After the chase turns down an alley, Blevins is shot, still running.

The Minneapolis Police Department released three videos in connection to the shooting:

The raw video footage is the body worn camera video that comes straight from the body worn camera. It contains movement and provides a lower level of clarity. This video is from the MPD and has not been altered in any way.

The stabilized and analyzed video was not produced by the MPD. It was produced by the National Center for Audio & Video Forensics in Beverly Hills, California, as contracted by the Minnesota Bureau of Criminal Apprehension (BCA), and provided to the City of Minneapolis by the Hennepin County Attorney’s Office. The National Center for Audio & Video Forensics ran this video through a stabilizing and analysis process. The stabilized and analyzed video includes footage from both MPD officers Justin Schmidt and Ryan Kelly. The stabilizing software identifies pixels from each frame and aligns them to help limit the “shake” that can occur without altering the content.

Usually “investigative date” in Minnesota does not come out to the public until the investigation ends, but the “state laws allow for the release of material like body camera footage if it’s deemed a benefit to the public or if it dispels ‘widespread rumor or unrest.'”

Fox9 published this statement from the police chief:

Minneapolis Police Chief Medaria Arradondo released a statement Sunday night, saying the Minneapolis Police Department is “unable to publicly comment on any facet of this incident.” Arradondo said he will be able to speak about the case once the criminal and internal investigation has concluded.

“This evening Chief Arradondo, at the direction of Mayor Jacob Frey, released the body worn camera video obtained in the June 23rd, 2018 Officer Involved Shooting. As this case still remains an active criminal investigation, the Minneapolis Police Department is unable to publicly comment on any facet of this incident,” the MPD statement said. “While Chief Arradondo is currently prohibited by data practice law from commenting on the specifics of this case he will continue to remain engaged, active and listen throughout the community. After completion of the criminal and internal investigation, Chief Arradondo will be able to speak about the case. We thank you for your continued patience in this matter.”

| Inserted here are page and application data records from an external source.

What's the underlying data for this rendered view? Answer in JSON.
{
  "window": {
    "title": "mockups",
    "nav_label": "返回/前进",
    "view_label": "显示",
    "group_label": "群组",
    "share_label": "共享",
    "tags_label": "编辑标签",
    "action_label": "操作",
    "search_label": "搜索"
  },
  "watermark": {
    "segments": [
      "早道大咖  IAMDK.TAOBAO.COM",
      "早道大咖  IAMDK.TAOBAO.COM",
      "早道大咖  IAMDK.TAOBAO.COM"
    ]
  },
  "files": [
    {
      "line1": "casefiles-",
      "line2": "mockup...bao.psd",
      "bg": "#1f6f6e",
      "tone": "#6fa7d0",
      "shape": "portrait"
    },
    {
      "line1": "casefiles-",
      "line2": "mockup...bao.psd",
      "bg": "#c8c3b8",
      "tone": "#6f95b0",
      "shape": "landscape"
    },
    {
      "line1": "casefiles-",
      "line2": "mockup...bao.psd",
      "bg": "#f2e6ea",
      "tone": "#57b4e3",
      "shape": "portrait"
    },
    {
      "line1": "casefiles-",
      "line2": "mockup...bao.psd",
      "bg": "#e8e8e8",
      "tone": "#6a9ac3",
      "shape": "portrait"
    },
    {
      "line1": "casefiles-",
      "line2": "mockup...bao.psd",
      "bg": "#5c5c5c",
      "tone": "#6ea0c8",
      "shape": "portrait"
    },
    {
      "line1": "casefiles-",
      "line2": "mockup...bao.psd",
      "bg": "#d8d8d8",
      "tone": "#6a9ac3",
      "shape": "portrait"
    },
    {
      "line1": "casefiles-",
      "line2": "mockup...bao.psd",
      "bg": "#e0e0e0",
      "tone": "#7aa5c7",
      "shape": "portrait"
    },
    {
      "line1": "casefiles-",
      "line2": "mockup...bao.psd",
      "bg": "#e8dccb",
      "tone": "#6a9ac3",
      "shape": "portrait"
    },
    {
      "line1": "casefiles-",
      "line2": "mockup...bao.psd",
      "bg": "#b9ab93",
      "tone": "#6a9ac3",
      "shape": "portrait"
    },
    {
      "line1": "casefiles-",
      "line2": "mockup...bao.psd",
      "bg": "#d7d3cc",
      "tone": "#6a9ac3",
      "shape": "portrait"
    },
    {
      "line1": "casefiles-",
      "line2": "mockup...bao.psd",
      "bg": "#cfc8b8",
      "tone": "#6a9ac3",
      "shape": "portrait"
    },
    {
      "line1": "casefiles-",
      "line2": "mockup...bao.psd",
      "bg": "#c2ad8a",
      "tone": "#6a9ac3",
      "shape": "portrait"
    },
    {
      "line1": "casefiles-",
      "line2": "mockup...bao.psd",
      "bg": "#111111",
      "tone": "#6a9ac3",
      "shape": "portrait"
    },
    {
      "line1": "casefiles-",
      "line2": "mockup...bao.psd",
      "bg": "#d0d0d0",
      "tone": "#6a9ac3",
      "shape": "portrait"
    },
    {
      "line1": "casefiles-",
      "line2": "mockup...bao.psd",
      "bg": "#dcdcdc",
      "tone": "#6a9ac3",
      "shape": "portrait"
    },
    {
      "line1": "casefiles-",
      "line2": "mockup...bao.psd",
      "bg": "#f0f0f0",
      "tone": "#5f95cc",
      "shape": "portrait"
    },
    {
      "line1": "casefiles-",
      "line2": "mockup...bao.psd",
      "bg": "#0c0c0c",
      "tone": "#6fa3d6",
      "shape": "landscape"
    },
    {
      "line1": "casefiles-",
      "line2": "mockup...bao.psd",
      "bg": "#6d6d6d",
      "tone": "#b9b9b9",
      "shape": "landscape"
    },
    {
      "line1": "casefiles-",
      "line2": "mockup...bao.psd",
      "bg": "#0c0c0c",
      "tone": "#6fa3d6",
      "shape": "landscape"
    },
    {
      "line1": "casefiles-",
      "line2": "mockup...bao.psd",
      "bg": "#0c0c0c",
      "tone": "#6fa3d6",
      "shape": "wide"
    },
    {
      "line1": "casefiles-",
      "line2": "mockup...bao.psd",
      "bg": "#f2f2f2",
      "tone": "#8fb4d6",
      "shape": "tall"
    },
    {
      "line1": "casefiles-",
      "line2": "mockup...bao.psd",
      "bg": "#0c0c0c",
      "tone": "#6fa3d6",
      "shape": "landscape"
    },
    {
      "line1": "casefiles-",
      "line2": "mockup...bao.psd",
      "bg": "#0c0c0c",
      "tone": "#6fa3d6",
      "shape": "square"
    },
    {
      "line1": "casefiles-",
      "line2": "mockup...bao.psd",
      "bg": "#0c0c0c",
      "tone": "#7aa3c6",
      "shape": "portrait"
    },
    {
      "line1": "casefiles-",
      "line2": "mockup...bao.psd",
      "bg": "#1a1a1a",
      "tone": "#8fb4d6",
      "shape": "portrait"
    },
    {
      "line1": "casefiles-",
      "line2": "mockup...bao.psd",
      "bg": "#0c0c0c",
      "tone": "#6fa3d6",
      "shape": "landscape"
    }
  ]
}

Minneapolis Mayor Jacob Frey did not comment on the video, but called the death “tragic.” Blevins’ cousin Sydnee Brown “continued calls for Kelly and Schmidt to be charged in the shooting after seeing the video.”

Kevin Short, the lawyer for Schmidt, applauded the release of the videos: “The video shows Thurman Blevins fired one shot at officers. It’s gratifying to know the actions of the officers were justified. Hopefully the public learned a lesson to wait for all the facts and video to come out before vilifying officers.”